Science Museum to display James novel
An electronic version of Pe...
CILIP calls for end to limits placed on library e-lending
The Chartered Institute for...
Stoner, Gaiman and Ferguson campaigns among PPC award winners
Campaigns for Neil Gaiman...
Smart becomes Ebury m.d., as MacIntyre retires
Rebecca Smart [pictured rig...
Ingram acquires CourseSmart
Academic e-textbook platfor...
EC confirms crackdown on e-book VAT
21.02.13 | Benedicte Page
The European Commission has decided to refer France and Luxembourg to the EU Court of Justice over its cut-rate VAT on e-books.
A statement from the EC said failure to comply with EU law on VAT resulted in "serious distortions of competition to the detriment of traders from other EU Member States" which "goes against the basic principle of European tax policy: fair competition within the internal market".
France and Luxembourg have unilaterally dropped their rates (5.5% in France, 3% in Luxembourg) in order to equalise the tax charged on printed books with that imposed on digital books. However the moves meant e-booksellers located in Luxembourg—including Amazon, Kobo, Barnes & Noble and Bilbary—enjoyed a tax advantage over e-booksellers located in the UK, where VAT on e-books is 20%.
Today's EC statement went on: "The effects of such unfair competition are felt in Member States that apply the VAT Directive correctly. Several Ministers of Finance and representatives of both the paper and epublishing industries have voiced their concern on this subject and have pointed out to the European Commission the negative effect on sales of books in their domestic markets."
Commisioner Semeta, responsible for taxation, commented: "Questions concerning the tax treatment of physical books and e-books must certainly be tackled. And this is exactly what the Commission is doing as part of the wider review of reduced VAT rates. However, in the meantime, the Member States must play fair. Infringement of the VAT rules of re-books distorts the single market and runs counter to the fundamental EU principle of fair tax competition."

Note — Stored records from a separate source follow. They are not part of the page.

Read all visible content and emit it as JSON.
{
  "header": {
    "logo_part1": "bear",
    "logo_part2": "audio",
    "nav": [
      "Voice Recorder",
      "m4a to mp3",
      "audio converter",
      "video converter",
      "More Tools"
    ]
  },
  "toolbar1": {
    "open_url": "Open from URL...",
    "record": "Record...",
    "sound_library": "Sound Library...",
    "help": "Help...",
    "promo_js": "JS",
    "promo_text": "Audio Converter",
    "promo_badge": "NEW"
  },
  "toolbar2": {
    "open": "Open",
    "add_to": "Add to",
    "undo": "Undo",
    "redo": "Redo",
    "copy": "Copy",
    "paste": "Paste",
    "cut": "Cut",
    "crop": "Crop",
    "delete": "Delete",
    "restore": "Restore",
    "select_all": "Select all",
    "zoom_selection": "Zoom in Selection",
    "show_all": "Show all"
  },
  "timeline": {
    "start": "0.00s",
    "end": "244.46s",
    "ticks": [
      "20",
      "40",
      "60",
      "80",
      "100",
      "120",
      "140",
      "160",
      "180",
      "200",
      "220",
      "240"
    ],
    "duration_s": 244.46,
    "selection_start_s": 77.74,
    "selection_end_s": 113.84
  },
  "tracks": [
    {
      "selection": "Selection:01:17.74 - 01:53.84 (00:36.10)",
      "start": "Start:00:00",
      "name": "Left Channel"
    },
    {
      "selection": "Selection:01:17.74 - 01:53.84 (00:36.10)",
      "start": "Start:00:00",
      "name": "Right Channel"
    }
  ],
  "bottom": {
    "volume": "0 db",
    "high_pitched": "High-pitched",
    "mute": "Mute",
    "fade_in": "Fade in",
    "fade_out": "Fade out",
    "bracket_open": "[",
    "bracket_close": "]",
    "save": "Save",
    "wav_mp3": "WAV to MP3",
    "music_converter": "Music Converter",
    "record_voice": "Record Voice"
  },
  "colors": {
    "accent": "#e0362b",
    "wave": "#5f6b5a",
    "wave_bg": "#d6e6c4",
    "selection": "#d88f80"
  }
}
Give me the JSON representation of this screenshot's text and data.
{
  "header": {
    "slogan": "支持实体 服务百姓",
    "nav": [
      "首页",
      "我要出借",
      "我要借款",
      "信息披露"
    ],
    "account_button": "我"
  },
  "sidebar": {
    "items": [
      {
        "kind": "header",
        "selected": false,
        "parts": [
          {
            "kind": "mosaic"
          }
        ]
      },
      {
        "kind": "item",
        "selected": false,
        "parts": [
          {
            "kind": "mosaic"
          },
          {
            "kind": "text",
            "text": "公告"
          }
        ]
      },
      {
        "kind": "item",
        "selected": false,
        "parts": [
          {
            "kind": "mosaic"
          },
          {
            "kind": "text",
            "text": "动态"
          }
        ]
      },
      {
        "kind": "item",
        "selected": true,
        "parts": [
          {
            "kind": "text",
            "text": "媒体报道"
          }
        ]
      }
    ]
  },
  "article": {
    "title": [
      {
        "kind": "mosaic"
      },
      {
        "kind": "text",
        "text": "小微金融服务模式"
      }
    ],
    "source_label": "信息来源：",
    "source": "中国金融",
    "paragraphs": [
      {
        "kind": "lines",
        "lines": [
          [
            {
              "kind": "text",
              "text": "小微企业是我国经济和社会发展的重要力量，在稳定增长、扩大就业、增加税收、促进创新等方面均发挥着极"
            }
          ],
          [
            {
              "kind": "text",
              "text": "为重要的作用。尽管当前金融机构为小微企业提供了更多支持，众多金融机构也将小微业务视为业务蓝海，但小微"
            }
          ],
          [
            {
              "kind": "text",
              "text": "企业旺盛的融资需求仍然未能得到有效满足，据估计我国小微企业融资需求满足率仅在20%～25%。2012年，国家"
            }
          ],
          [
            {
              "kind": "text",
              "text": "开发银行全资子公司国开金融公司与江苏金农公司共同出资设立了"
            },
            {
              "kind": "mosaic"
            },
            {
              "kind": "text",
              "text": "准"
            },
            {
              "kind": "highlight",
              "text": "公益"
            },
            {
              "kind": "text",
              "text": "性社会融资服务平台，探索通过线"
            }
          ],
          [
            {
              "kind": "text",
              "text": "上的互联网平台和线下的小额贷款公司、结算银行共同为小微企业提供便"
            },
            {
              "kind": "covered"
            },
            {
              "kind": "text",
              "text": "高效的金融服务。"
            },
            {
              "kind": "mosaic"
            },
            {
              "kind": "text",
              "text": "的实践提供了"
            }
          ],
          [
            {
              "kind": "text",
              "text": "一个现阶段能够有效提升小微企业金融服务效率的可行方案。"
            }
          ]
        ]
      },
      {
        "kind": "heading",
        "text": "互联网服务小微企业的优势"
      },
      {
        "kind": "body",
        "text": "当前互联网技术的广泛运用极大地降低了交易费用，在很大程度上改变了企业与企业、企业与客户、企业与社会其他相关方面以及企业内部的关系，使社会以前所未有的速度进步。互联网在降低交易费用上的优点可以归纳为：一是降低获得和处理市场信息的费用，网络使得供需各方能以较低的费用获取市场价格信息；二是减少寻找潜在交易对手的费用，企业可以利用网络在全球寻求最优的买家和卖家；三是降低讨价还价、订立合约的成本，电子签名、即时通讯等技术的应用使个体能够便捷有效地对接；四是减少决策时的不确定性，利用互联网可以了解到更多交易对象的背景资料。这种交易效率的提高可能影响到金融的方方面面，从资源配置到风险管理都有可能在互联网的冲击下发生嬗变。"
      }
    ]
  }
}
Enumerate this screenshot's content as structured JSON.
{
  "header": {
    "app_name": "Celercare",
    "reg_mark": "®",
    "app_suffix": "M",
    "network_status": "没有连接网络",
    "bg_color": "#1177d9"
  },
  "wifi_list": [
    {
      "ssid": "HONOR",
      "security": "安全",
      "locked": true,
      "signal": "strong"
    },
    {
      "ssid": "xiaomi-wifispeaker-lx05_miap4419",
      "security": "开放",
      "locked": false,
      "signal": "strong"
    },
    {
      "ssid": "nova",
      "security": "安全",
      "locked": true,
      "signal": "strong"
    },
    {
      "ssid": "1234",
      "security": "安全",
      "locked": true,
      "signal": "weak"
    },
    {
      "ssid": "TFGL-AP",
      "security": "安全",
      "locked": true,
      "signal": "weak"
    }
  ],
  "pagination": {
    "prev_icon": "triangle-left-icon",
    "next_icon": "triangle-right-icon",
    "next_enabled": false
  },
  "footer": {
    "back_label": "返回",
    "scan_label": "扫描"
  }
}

The EC said it had decided to refer the matter to the Court because neither state had made legislative changes following publication of the EC's "reasoned opinion" into their e-book VAT rates last October.